Data items:
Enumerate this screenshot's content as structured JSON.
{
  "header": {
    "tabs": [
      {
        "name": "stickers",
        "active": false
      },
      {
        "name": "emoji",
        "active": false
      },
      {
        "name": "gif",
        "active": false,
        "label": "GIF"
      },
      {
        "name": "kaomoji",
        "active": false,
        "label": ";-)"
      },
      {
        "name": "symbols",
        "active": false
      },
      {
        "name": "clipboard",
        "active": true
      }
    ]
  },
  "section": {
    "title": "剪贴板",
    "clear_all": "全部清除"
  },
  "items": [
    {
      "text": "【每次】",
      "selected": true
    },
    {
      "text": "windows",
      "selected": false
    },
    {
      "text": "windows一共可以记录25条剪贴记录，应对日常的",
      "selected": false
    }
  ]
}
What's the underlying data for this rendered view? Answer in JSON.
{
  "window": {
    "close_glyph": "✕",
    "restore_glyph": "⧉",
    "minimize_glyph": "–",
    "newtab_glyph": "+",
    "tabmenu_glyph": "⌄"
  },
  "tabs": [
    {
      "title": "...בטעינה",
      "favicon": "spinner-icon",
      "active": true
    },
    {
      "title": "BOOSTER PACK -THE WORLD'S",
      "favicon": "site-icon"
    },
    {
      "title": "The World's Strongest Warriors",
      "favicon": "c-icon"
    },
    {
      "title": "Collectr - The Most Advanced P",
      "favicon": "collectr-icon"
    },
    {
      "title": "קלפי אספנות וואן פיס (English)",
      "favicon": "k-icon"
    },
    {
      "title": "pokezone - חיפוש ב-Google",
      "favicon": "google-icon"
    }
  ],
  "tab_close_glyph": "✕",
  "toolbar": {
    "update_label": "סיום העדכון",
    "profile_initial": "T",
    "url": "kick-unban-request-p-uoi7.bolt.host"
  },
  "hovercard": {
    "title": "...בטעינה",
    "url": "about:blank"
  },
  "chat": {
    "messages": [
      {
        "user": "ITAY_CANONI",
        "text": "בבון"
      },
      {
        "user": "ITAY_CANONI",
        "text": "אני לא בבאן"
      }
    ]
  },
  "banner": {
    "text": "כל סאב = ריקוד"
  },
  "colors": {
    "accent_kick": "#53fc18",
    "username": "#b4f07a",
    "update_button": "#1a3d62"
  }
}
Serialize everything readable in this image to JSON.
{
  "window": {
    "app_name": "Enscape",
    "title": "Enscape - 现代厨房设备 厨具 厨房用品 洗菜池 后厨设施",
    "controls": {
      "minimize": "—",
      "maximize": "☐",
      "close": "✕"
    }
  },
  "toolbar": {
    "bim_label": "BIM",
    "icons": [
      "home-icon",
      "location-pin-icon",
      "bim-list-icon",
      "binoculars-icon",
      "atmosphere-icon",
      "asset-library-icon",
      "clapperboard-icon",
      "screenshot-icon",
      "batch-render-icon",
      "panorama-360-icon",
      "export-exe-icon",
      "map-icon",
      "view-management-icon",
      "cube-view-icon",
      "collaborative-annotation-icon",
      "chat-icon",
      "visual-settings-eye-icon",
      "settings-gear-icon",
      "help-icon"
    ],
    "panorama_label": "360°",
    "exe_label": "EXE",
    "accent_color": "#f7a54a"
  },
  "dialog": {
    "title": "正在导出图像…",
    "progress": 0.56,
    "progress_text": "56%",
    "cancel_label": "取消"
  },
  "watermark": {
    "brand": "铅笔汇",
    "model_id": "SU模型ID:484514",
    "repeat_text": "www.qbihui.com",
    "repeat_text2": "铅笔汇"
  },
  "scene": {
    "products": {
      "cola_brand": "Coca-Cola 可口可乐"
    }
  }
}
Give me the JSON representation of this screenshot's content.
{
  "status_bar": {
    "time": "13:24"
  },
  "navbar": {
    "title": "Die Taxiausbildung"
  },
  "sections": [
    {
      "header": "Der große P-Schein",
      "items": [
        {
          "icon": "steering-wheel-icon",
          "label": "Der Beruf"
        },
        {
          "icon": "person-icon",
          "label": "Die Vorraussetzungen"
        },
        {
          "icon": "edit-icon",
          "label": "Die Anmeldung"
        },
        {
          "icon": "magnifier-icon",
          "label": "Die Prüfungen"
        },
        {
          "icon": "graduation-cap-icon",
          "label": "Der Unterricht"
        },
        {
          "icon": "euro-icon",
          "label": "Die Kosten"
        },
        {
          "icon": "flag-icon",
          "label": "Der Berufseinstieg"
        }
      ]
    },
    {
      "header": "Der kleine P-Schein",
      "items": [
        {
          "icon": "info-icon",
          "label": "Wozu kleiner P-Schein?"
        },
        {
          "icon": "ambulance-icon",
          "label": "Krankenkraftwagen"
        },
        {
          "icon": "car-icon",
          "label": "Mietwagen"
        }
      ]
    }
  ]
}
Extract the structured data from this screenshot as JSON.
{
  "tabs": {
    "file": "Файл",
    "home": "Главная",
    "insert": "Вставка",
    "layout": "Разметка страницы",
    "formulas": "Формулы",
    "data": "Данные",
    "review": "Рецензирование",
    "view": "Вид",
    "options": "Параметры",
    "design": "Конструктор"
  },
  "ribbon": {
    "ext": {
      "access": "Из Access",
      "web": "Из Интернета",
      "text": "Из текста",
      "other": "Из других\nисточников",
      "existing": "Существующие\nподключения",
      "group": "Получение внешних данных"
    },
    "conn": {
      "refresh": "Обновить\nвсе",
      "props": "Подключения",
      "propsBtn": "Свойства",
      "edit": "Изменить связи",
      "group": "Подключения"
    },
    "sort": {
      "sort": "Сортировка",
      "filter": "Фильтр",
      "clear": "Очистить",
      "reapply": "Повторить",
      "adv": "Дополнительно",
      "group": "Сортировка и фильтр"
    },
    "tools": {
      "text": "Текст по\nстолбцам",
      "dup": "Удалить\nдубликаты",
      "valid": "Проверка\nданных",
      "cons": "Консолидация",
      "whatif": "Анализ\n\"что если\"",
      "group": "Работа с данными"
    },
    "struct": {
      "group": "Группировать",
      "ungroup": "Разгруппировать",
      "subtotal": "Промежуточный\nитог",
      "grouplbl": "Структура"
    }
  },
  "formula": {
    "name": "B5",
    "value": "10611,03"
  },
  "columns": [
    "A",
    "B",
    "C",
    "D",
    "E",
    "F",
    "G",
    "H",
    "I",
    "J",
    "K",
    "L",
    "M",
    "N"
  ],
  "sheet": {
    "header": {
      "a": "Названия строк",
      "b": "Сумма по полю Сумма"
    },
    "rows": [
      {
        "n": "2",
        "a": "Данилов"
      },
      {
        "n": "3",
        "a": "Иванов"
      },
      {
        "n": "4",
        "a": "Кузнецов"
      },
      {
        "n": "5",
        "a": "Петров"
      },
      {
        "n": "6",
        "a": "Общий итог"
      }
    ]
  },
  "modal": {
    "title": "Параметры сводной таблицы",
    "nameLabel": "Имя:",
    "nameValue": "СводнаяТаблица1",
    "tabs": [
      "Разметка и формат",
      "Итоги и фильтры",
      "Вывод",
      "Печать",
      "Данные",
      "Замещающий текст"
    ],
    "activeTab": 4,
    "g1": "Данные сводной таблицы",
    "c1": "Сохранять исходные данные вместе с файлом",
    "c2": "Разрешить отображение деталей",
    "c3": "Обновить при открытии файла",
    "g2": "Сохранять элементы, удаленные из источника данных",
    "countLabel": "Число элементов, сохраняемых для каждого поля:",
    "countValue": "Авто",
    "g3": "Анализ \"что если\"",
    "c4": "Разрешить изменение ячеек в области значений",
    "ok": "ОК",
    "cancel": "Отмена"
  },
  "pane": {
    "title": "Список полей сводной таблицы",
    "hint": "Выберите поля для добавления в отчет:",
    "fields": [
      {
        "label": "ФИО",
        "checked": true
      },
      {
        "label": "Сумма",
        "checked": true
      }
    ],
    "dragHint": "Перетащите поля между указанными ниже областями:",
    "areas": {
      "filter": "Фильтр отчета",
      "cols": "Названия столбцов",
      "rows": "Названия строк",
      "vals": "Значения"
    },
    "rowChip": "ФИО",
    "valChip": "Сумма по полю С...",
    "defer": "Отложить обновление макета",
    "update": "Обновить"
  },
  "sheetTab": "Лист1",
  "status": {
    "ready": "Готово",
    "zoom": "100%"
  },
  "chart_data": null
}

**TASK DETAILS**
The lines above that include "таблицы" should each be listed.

**WORKED SOLUTION**
    "title": "Параметры сводной таблицы",
    "g1": "Данные сводной таблицы",
    "title": "Список полей сводной таблицы",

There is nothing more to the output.